9 6 Campfire At Joksam Camp Although normally trekking groups aren’t allowed to have fires, Kumar asked Ram and Rajin to start one so we could dry out our wet clothing. The raging fire spat high into the air as we put our boots, socks and jackets near the fire. Tibetans joined us near the fire and we smiled to each other in this beautiful setting, with memories of our thefts receding from our memories. The leader of the yak herders started to sing a song, and was soon joined in by the rest of the Tibetans. We all applauded wildly as they finished. Rajin sang an Indian pop song with great feeling. Now this is what traveling is all about, I thought, meeting the local people at close distance and seeing glimpses of their lives and culture. Before long we were singing too, ending with a rousing rendition of New York, New York. The fire started to die and we all filed slowly back to our sleeping bags, happy with our multicultural performances. These happy feelings weren’t to last for very long.

9 6 Campfire At Joksam Camp

10 1 Egg Lady and Yak Herders Fixing Yak Loads The next day we ascended about 400m through the forest behind our tents and reached a high plateau with small lakes and streams high in the Kama Valley.

10 1 Egg Lady and Yak Herders Fixing Yak Loads

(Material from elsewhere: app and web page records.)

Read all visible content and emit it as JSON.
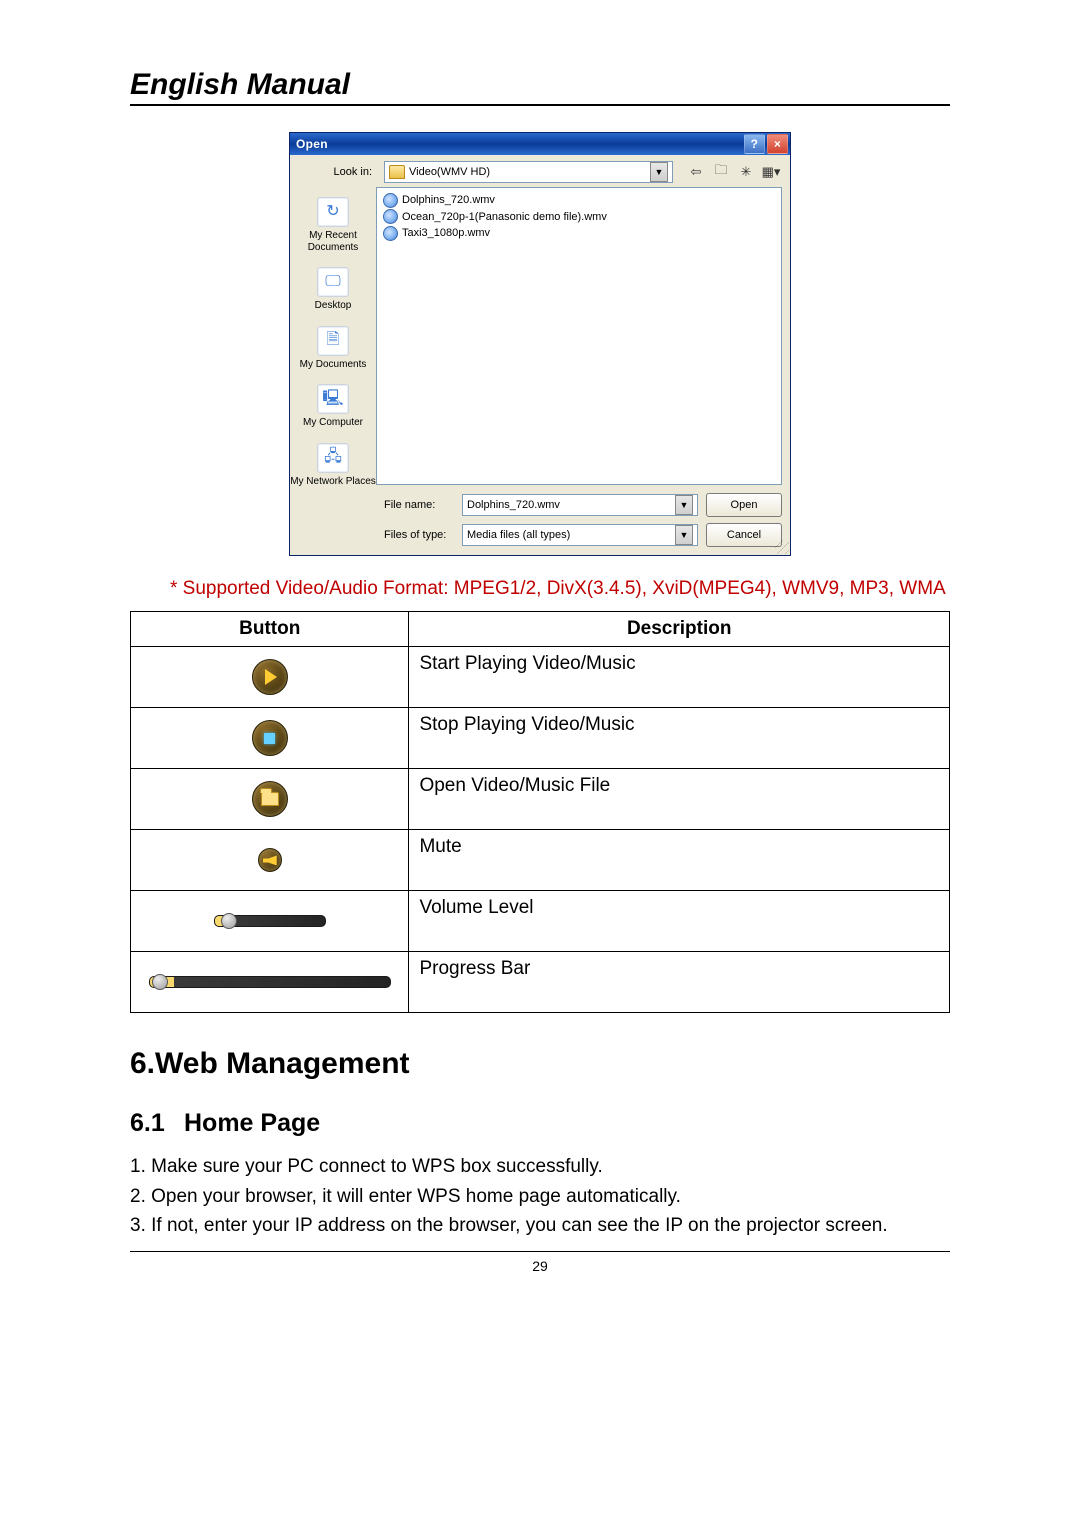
{
  "doc_title": "English Manual",
  "dialog": {
    "title": "Open",
    "look_in_label": "Look in:",
    "look_in_value": "Video(WMV HD)",
    "toolbar_icons": [
      "back-icon",
      "up-icon",
      "new-folder-icon",
      "views-icon"
    ],
    "places": [
      {
        "label": "My Recent Documents",
        "icon": "recent"
      },
      {
        "label": "Desktop",
        "icon": "desktop"
      },
      {
        "label": "My Documents",
        "icon": "mydocs"
      },
      {
        "label": "My Computer",
        "icon": "mycomputer"
      },
      {
        "label": "My Network Places",
        "icon": "network"
      }
    ],
    "files": [
      "Dolphins_720.wmv",
      "Ocean_720p-1(Panasonic demo file).wmv",
      "Taxi3_1080p.wmv"
    ],
    "file_name_label": "File name:",
    "file_name_value": "Dolphins_720.wmv",
    "file_type_label": "Files of type:",
    "file_type_value": "Media files (all types)",
    "open_btn": "Open",
    "cancel_btn": "Cancel"
  },
  "note": "* Supported Video/Audio Format: MPEG1/2, DivX(3.4.5), XviD(MPEG4), WMV9, MP3, WMA",
  "table": {
    "header_button": "Button",
    "header_desc": "Description",
    "rows": [
      {
        "icon": "play",
        "desc": "Start Playing Video/Music"
      },
      {
        "icon": "stop",
        "desc": "Stop Playing Video/Music"
      },
      {
        "icon": "open",
        "desc": "Open Video/Music File"
      },
      {
        "icon": "mute",
        "desc": "Mute"
      },
      {
        "icon": "volume-slider",
        "desc": "Volume Level"
      },
      {
        "icon": "progress-slider",
        "desc": "Progress Bar"
      }
    ]
  },
  "section_h2": "6.Web Management",
  "section_h3_num": "6.1",
  "section_h3_title": "Home Page",
  "steps": [
    "1. Make sure your PC connect to WPS box successfully.",
    "2. Open your browser, it will enter WPS home page automatically.",
    "3. If not, enter your IP address on the browser, you can see the IP on the projector screen."
  ],
  "page_number": "29"
}
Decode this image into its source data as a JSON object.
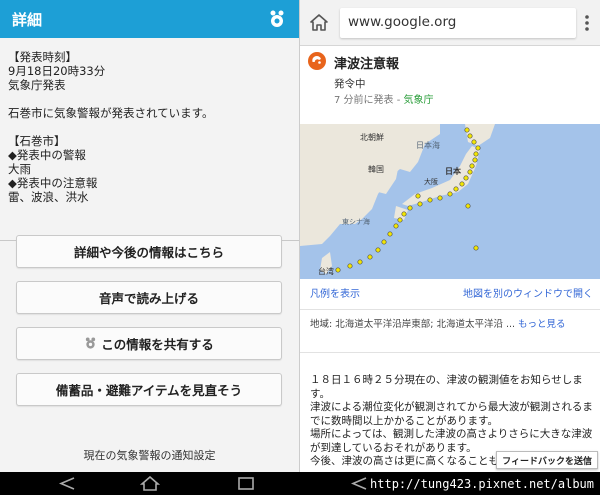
{
  "left": {
    "title": "詳細",
    "report_time_header": "【発表時刻】",
    "report_time": "9月18日20時33分",
    "issuer": "気象庁発表",
    "summary": "石巻市に気象警報が発表されています。",
    "city_header": "【石巻市】",
    "warnings_header": "◆発表中の警報",
    "warnings": "大雨",
    "advisories_header": "◆発表中の注意報",
    "advisories": "雷、波浪、洪水",
    "buttons": {
      "details": "詳細や今後の情報はこちら",
      "read_aloud": "音声で読み上げる",
      "share": "この情報を共有する",
      "supplies": "備蓄品・避難アイテムを見直そう"
    },
    "notify_label": "現在の気象警報の通知設定"
  },
  "right": {
    "url": "www.google.org",
    "alert_title": "津波注意報",
    "alert_status": "発令中",
    "alert_time": "7 分前に発表 - ",
    "alert_source": "気象庁",
    "map_labels": {
      "north_korea": "北朝鮮",
      "korea": "韓国",
      "sea_of_japan": "日本海",
      "japan": "日本",
      "osaka": "大阪",
      "east_china_sea": "東シナ海",
      "taiwan": "台湾"
    },
    "legend_link": "凡例を表示",
    "map_window_link": "地図を別のウィンドウで開く",
    "region_text": "地域: 北海道太平洋沿岸東部; 北海道太平洋沿 ... ",
    "region_more": "もっと見る",
    "bulletin": [
      "１８日１６時２５分現在の、津波の観測値をお知らせします。",
      "津波による潮位変化が観測されてから最大波が観測されるまでに数時間以上かかることがあります。",
      "場所によっては、観測した津波の高さよりさらに大きな津波が到達しているおそれがあります。",
      "今後、津波の高さは更に高くなることも"
    ],
    "feedback": "フィードバックを送信"
  },
  "watermark": "http://tung423.pixnet.net/album",
  "colors": {
    "header_blue": "#1d9fd6",
    "link_blue": "#3367d6",
    "source_green": "#2a9d3a",
    "alert_orange": "#e8641b",
    "tsunami_yellow": "#f3e600"
  }
}
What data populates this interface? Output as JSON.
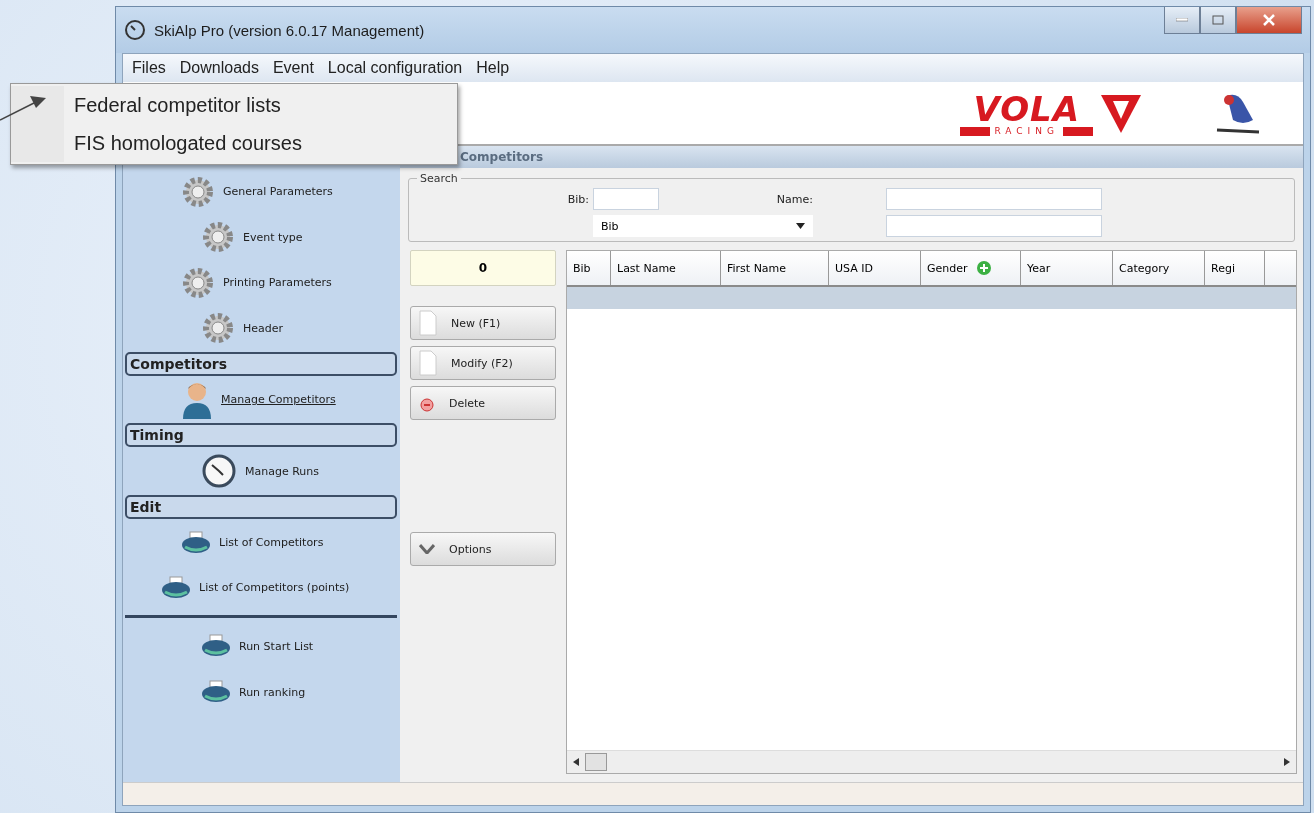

10 2 First Glimpse Of Everest East Kangshung Face After Leaving Joksam Camp We stopped to rest when I looked to the west and saw my first glimpse of the enormous snowbound Kangshung East Face of Everest sticking up above a black mountain. I recognized it from the many photos in Stephen Venables book, and I identified the South Col, the South Summit, the Hillary Step and the summit for the rest of the group.

10 2 First Glimpse Of Everest East Kangshung Face After Leaving Joksam Camp

10 3 My Crew To Everest Kangshung East Face - Tashi, Ram, Purna, Kumar, Rajin, Phurba We continued over a couple of ridges and had lunch while we waited for the Tibetans to catch up. I took photos of our crew: Tibetan guide Tashi, Ram, Purna, Nepalese guide Kumar, Rajin, and Phurba.

10 3 My Crew To Everest Kangshung East Face - Tashi, Ram, Purna, Kumar, Rajin, Phurba

10 4 Tashi Negotiating With Yak Herders When the yak herders arrived, we just sat there for half an hour not moving at all. The Tibetans wanted to make camp right where we were, while the rest of us wanted to move farther. The warm feeling of the night before vanished as we insisted to keep trekking. Tashi implored the Tibetans to move, and after another ten minutes of haggling they agreed.

10 4 Tashi Negotiating With Yak Herders

10 5 Trekking To Camp, Clouds Cover Everest Kangshung East Face From Above Camp The Yak herders led the way for another hour before dropping our luggage and sending the yaks off to graze. We had no choice; this was camp for the night. Clouds continued to cover Everest.

10 5 Trekking To Camp, Clouds Cover Everest Kangshung East Face From Above Camp

11 1 Trekking Towards Everest Kangshung east Face, Jerome Ryan Lunch The next morning once again dawned overcast and we continued our trek high above the Kama Chu. Ram and Rajin had to help us cross a two-metre stream on a log balanced on rocks on the two sides. From high on the ridge we could see down to a plateau just above the river called Pethang Ringmo (4550m), with the Kangdoshung Glacier on the left joining the Kangshung Glacier. I sat down alone and had some lunch.

11 1 Trekking Towards Everest Kangshung east Face, Jerome Ryan Lunch